What the exercise asks:
Set down all of the entries below word for word, with the pictures left out.

Supplied records Block Start

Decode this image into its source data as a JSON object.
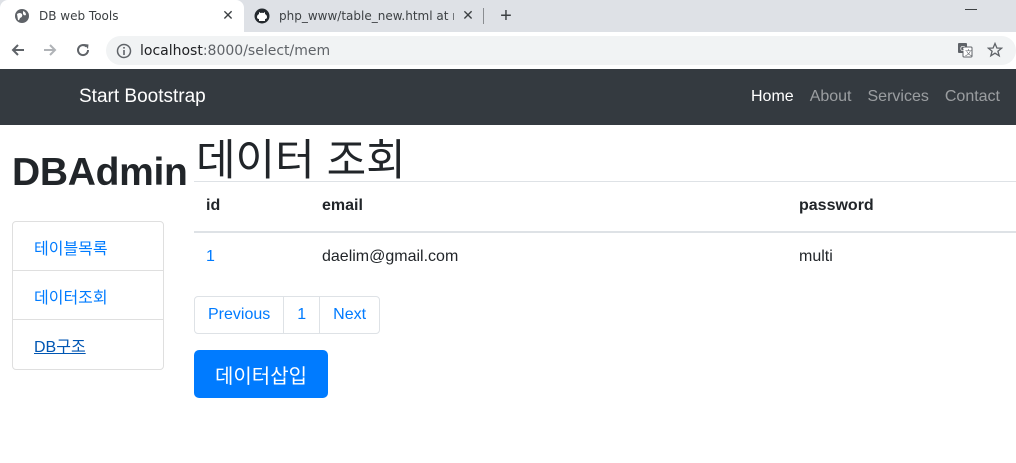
{
  "browser": {
    "tabs": [
      {
        "title": "DB web Tools",
        "icon": "globe-icon",
        "active": true
      },
      {
        "title": "php_www/table_new.html at ma",
        "icon": "github-icon",
        "active": false
      }
    ],
    "new_tab_icon": "plus-icon",
    "url_host": "localhost",
    "url_path": ":8000/select/mem"
  },
  "navbar": {
    "brand": "Start Bootstrap",
    "links": [
      {
        "label": "Home",
        "active": true
      },
      {
        "label": "About",
        "active": false
      },
      {
        "label": "Services",
        "active": false
      },
      {
        "label": "Contact",
        "active": false
      }
    ]
  },
  "sidebar": {
    "title": "DBAdmin",
    "items": [
      {
        "label": "테이블목록"
      },
      {
        "label": "데이터조회"
      },
      {
        "label": "DB구조"
      }
    ]
  },
  "main": {
    "title": "데이터 조회",
    "table": {
      "headers": [
        "id",
        "email",
        "password"
      ],
      "rows": [
        [
          "1",
          "daelim@gmail.com",
          "multi"
        ]
      ]
    },
    "pagination": {
      "previous": "Previous",
      "page": "1",
      "next": "Next"
    },
    "insert_button": "데이터삽입"
  },
  "colors": {
    "navbar_bg": "#343a40",
    "link": "#007bff",
    "primary_button": "#007bff",
    "tabstrip_bg": "#dee1e6"
  }
}
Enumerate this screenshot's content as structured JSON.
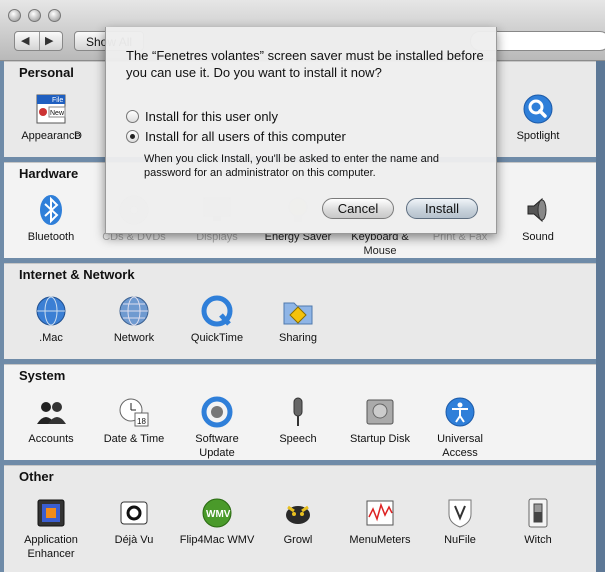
{
  "toolbar": {
    "back_glyph": "◀",
    "forward_glyph": "▶",
    "show_all_label": "Show All"
  },
  "sections": {
    "personal": {
      "title": "Personal",
      "items": [
        "Appearance",
        "D",
        "Spotlight"
      ],
      "appearance_icon_text": [
        "File",
        "New"
      ]
    },
    "hardware": {
      "title": "Hardware",
      "items": [
        "Bluetooth",
        "CDs & DVDs",
        "Displays",
        "Energy Saver",
        "Keyboard & Mouse",
        "Print & Fax",
        "Sound"
      ]
    },
    "internet": {
      "title": "Internet & Network",
      "items": [
        ".Mac",
        "Network",
        "QuickTime",
        "Sharing"
      ]
    },
    "system": {
      "title": "System",
      "items": [
        "Accounts",
        "Date & Time",
        "Software Update",
        "Speech",
        "Startup Disk",
        "Universal Access"
      ]
    },
    "other": {
      "title": "Other",
      "items": [
        "Application Enhancer",
        "Déjà Vu",
        "Flip4Mac WMV",
        "Growl",
        "MenuMeters",
        "NuFile",
        "Witch"
      ]
    }
  },
  "date_icon_number": "18",
  "wmv_icon_text": "WMV",
  "sheet": {
    "message": "The “Fenetres volantes” screen saver must be installed before you can use it. Do you want to install it now?",
    "option_user": "Install for this user only",
    "option_all": "Install for all users of this computer",
    "selected_option": "all",
    "note": "When you click Install, you'll be asked to enter the name and password for an administrator on this computer.",
    "cancel_label": "Cancel",
    "install_label": "Install"
  },
  "colors": {
    "accent_blue": "#2f7fd9",
    "desktop": "#6f8ba8"
  }
}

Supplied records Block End

Response:
Decode this image into its source data as a JSON object.
{
  "browser": {
    "tabs": [
      {
        "title": "DB web Tools",
        "icon": "globe-icon",
        "active": true
      },
      {
        "title": "php_www/table_new.html at ma",
        "icon": "github-icon",
        "active": false
      }
    ],
    "new_tab_icon": "plus-icon",
    "url_host": "localhost",
    "url_path": ":8000/select/mem"
  },
  "navbar": {
    "brand": "Start Bootstrap",
    "links": [
      {
        "label": "Home",
        "active": true
      },
      {
        "label": "About",
        "active": false
      },
      {
        "label": "Services",
        "active": false
      },
      {
        "label": "Contact",
        "active": false
      }
    ]
  },
  "sidebar": {
    "title": "DBAdmin",
    "items": [
      {
        "label": "테이블목록"
      },
      {
        "label": "데이터조회"
      },
      {
        "label": "DB구조"
      }
    ]
  },
  "main": {
    "title": "데이터 조회",
    "table": {
      "headers": [
        "id",
        "email",
        "password"
      ],
      "rows": [
        [
          "1",
          "daelim@gmail.com",
          "multi"
        ]
      ]
    },
    "pagination": {
      "previous": "Previous",
      "page": "1",
      "next": "Next"
    },
    "insert_button": "데이터삽입"
  },
  "colors": {
    "navbar_bg": "#343a40",
    "link": "#007bff",
    "primary_button": "#007bff",
    "tabstrip_bg": "#dee1e6"
  }
}
Enumerate this screenshot's content as structured JSON.
{
  "toolbar": {
    "back_glyph": "◀",
    "forward_glyph": "▶",
    "show_all_label": "Show All"
  },
  "sections": {
    "personal": {
      "title": "Personal",
      "items": [
        "Appearance",
        "D",
        "Spotlight"
      ],
      "appearance_icon_text": [
        "File",
        "New"
      ]
    },
    "hardware": {
      "title": "Hardware",
      "items": [
        "Bluetooth",
        "CDs & DVDs",
        "Displays",
        "Energy Saver",
        "Keyboard & Mouse",
        "Print & Fax",
        "Sound"
      ]
    },
    "internet": {
      "title": "Internet & Network",
      "items": [
        ".Mac",
        "Network",
        "QuickTime",
        "Sharing"
      ]
    },
    "system": {
      "title": "System",
      "items": [
        "Accounts",
        "Date & Time",
        "Software Update",
        "Speech",
        "Startup Disk",
        "Universal Access"
      ]
    },
    "other": {
      "title": "Other",
      "items": [
        "Application Enhancer",
        "Déjà Vu",
        "Flip4Mac WMV",
        "Growl",
        "MenuMeters",
        "NuFile",
        "Witch"
      ]
    }
  },
  "date_icon_number": "18",
  "wmv_icon_text": "WMV",
  "sheet": {
    "message": "The “Fenetres volantes” screen saver must be installed before you can use it. Do you want to install it now?",
    "option_user": "Install for this user only",
    "option_all": "Install for all users of this computer",
    "selected_option": "all",
    "note": "When you click Install, you'll be asked to enter the name and password for an administrator on this computer.",
    "cancel_label": "Cancel",
    "install_label": "Install"
  },
  "colors": {
    "accent_blue": "#2f7fd9",
    "desktop": "#6f8ba8"
  }
}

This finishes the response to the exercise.